[Start of Attachment]
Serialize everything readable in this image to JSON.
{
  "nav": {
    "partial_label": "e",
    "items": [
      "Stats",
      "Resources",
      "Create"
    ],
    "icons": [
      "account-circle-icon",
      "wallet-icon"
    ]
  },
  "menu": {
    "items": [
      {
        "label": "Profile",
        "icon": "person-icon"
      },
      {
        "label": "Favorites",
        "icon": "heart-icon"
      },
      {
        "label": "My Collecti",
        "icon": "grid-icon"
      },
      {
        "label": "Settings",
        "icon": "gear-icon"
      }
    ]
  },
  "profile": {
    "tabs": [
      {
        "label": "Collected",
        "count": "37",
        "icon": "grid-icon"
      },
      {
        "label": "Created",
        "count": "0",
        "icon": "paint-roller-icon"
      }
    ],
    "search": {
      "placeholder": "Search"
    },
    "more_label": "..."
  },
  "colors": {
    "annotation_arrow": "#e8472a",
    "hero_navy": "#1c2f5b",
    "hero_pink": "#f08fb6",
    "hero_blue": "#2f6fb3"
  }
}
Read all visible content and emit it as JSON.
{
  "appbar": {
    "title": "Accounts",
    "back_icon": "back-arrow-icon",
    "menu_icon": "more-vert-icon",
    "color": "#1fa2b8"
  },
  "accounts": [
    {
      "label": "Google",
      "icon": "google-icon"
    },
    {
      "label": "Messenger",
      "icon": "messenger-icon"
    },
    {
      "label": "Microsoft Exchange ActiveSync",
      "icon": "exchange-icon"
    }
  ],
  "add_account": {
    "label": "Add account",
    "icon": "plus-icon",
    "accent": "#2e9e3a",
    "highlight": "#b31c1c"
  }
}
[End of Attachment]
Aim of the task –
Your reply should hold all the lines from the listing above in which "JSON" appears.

Solution –
Serialize everything readable in this image to JSON.
Read all visible content and emit it as JSON.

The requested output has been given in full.